Stored data entries:

════════════════════

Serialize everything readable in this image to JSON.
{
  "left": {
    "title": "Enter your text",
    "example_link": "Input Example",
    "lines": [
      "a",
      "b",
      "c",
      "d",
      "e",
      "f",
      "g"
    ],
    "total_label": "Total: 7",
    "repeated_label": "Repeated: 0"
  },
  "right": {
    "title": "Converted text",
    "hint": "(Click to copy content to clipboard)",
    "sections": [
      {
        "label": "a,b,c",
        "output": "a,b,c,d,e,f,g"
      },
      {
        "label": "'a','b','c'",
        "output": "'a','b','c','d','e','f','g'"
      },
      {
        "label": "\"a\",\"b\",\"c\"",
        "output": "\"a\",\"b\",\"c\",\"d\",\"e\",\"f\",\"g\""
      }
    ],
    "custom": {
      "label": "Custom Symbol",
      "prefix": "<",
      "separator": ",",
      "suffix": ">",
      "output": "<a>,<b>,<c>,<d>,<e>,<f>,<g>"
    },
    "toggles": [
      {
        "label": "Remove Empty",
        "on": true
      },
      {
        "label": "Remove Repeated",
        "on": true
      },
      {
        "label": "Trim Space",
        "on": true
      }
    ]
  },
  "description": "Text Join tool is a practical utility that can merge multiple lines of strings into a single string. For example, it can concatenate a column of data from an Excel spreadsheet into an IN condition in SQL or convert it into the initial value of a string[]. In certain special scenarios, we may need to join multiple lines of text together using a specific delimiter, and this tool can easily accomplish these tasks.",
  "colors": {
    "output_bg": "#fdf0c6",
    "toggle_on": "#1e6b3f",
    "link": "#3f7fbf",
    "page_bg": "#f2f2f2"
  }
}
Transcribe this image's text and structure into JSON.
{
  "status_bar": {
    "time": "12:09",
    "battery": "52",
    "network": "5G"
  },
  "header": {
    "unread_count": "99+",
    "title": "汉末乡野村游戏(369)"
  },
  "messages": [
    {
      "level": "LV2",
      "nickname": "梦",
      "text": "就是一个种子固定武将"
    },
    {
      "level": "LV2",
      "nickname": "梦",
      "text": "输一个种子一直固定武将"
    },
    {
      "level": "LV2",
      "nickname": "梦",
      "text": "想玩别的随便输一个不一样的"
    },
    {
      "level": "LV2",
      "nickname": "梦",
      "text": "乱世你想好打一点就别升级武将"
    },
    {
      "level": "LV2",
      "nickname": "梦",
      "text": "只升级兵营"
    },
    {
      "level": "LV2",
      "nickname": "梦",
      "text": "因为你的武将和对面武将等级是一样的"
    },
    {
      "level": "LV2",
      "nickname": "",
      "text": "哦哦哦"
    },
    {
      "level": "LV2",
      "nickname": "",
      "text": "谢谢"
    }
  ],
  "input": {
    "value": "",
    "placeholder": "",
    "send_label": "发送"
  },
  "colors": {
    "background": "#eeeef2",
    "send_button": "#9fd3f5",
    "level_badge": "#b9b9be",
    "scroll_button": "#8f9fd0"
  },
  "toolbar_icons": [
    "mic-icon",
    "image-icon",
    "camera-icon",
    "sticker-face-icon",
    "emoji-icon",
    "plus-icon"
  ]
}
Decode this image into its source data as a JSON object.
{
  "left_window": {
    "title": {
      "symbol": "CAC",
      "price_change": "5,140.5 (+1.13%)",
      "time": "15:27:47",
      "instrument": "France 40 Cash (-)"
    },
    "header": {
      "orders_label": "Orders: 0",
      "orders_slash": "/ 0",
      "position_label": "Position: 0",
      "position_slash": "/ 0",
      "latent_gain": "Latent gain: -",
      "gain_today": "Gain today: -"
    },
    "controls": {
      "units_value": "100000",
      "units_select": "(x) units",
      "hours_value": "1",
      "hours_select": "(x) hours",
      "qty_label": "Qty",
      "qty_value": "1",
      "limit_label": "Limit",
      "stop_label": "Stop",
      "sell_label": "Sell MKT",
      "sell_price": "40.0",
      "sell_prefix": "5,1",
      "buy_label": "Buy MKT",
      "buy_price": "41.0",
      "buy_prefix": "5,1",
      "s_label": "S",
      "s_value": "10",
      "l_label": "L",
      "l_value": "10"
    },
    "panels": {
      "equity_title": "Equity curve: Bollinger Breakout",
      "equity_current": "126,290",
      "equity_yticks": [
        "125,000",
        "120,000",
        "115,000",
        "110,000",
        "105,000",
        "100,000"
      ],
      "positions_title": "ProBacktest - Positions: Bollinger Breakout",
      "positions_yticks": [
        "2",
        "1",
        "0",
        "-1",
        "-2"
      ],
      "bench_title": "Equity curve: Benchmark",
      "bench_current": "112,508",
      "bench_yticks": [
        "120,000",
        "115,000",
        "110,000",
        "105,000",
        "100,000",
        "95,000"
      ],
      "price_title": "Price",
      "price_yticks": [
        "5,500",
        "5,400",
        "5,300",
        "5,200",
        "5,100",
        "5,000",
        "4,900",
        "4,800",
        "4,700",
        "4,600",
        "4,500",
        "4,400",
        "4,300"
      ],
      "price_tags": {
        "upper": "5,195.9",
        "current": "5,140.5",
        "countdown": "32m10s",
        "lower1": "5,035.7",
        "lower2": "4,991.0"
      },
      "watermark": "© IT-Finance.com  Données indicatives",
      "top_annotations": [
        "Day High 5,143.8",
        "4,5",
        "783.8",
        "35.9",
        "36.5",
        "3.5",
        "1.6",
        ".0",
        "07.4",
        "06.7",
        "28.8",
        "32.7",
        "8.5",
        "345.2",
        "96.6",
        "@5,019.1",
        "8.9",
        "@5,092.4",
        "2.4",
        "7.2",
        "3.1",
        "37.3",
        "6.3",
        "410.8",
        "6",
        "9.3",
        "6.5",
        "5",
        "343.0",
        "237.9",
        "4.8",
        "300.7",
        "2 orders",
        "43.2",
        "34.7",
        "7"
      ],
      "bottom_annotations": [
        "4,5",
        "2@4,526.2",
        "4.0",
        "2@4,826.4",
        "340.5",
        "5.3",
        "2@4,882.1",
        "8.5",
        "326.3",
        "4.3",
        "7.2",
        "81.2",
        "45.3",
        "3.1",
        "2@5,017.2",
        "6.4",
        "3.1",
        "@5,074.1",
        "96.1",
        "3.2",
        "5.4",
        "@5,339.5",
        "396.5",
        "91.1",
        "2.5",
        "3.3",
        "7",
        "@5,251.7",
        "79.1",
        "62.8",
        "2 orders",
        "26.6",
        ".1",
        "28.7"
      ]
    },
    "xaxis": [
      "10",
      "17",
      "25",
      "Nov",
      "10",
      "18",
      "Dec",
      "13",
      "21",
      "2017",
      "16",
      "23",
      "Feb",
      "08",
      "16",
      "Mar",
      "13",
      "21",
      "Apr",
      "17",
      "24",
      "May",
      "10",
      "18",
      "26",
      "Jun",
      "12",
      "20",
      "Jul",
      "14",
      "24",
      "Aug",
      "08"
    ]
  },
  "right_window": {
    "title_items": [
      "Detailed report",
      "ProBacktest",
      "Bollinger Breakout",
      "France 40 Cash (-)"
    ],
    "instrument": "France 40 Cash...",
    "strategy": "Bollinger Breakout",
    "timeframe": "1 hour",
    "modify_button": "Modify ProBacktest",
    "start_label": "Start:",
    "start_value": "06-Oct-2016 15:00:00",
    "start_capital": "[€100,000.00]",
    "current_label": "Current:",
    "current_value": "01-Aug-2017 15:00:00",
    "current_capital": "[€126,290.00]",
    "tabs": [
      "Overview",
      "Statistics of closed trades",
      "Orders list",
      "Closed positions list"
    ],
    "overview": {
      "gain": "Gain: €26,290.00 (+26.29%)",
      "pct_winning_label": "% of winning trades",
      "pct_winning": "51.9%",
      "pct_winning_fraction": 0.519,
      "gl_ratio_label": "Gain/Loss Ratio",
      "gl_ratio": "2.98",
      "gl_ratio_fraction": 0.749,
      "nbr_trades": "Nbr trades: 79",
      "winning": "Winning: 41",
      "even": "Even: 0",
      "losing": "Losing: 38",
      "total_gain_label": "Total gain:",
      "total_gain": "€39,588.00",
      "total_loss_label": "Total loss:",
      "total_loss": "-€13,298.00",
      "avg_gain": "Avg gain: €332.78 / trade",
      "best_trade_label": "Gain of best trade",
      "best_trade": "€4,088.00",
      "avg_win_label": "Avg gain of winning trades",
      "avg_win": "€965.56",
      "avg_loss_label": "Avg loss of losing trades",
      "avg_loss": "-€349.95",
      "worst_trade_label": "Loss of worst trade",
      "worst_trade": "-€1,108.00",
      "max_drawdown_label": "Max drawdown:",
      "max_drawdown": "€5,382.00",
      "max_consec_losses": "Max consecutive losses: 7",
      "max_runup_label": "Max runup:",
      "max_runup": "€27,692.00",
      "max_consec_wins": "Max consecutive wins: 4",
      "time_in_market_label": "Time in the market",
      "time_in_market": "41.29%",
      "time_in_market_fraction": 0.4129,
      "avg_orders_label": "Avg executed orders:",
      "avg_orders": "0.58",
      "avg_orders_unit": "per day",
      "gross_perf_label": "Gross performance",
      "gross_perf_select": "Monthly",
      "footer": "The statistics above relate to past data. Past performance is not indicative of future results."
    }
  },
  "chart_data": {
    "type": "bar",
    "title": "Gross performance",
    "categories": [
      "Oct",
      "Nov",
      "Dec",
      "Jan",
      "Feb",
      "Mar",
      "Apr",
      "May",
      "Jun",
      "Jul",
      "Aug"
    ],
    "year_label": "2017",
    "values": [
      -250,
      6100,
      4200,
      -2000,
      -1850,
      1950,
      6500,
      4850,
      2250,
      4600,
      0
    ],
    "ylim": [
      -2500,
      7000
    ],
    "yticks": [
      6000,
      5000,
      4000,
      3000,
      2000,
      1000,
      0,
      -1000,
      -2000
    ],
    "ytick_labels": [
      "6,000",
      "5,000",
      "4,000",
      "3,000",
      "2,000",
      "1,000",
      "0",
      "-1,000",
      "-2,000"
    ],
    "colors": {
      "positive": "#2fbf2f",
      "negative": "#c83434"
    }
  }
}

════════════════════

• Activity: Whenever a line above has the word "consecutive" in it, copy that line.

• Answer box:
      "max_consec_losses": "Max consecutive losses: 7",
      "max_consec_wins": "Max consecutive wins: 4",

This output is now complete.